About this task: Check every line of the data for the word "icon", and copy those that have it.

Stored dataset items:
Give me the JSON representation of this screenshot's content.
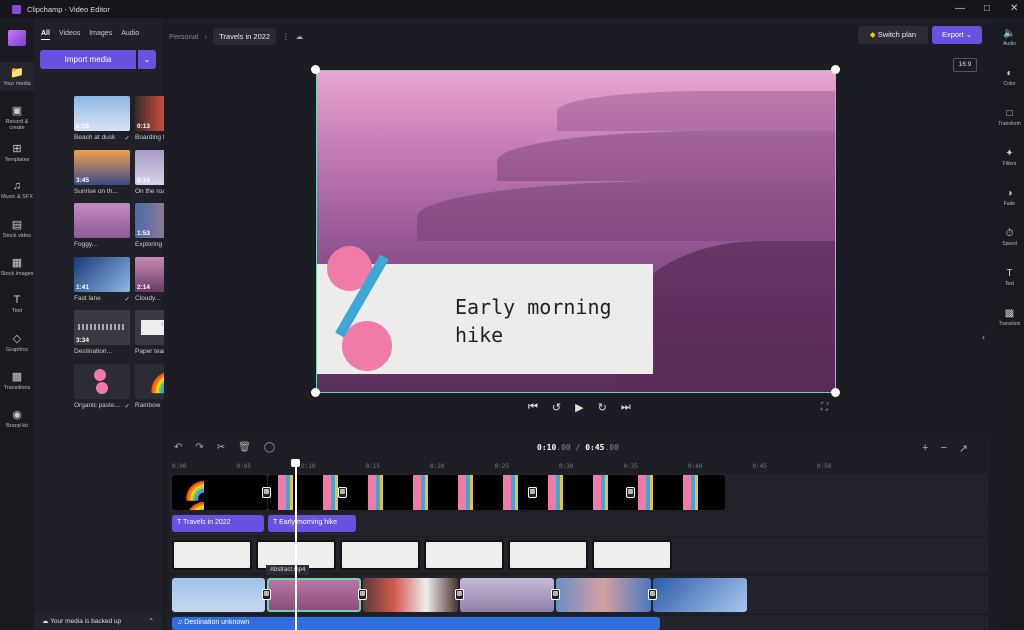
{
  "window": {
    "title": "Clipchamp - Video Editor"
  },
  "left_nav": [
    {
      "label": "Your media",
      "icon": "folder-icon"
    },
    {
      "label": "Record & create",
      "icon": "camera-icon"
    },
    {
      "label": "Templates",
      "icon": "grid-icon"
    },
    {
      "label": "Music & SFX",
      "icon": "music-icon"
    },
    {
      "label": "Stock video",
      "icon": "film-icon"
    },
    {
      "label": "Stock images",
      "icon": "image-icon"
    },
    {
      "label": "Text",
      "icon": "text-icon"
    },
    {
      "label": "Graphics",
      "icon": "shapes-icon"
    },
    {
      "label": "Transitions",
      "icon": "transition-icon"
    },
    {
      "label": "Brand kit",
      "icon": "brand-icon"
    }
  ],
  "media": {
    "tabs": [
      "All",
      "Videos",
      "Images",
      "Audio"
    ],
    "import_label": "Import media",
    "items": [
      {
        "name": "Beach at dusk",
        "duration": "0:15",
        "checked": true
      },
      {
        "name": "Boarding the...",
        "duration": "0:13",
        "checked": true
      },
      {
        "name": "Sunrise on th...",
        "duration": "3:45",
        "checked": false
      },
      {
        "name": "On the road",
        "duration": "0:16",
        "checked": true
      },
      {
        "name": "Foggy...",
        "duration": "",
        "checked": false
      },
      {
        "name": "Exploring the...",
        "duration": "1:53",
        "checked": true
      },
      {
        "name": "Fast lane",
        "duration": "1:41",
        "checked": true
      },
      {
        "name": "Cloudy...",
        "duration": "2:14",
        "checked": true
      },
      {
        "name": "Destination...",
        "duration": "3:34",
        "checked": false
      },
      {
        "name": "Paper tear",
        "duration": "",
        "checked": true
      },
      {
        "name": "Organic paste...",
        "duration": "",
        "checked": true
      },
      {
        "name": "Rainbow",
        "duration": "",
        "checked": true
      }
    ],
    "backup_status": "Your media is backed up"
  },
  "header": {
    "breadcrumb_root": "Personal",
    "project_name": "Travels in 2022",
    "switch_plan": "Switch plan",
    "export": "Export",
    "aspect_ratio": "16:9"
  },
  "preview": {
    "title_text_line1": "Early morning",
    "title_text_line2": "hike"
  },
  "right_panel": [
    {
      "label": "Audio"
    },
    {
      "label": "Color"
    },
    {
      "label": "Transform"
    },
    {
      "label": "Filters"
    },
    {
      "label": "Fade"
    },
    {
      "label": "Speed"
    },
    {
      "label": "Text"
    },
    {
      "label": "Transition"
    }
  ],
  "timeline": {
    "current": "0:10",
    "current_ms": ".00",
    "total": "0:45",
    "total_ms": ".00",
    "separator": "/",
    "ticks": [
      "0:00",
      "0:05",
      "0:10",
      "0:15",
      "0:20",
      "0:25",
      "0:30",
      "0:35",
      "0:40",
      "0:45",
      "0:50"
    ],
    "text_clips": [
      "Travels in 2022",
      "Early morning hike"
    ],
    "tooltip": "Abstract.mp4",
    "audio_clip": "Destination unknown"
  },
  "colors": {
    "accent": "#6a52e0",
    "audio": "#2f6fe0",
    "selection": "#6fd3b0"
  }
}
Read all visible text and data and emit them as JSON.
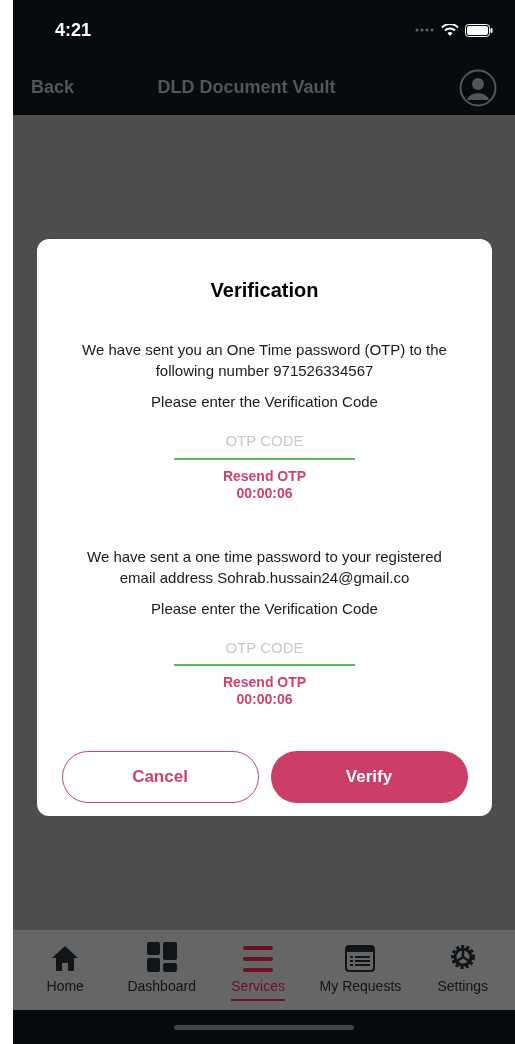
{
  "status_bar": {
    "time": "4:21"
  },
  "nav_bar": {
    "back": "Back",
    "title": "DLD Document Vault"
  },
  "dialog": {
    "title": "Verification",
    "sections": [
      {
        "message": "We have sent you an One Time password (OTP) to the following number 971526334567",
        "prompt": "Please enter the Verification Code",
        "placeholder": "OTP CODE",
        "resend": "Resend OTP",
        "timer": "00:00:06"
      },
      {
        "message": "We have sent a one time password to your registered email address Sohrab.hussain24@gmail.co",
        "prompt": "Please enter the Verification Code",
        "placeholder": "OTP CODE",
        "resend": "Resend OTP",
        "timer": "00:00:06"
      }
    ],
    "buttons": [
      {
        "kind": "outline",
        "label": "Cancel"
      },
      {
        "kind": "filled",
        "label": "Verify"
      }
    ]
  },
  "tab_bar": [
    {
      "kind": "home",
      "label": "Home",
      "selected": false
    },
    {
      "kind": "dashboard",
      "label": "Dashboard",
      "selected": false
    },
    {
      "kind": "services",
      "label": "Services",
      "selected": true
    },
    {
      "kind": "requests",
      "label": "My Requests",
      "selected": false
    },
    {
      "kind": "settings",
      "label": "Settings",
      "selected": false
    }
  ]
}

Answer to this task:
      "icon": "folder-icon"
      "icon": "camera-icon"
      "icon": "grid-icon"
      "icon": "music-icon"
      "icon": "film-icon"
      "icon": "image-icon"
      "icon": "text-icon"
      "icon": "shapes-icon"
      "icon": "transition-icon"
      "icon": "brand-icon"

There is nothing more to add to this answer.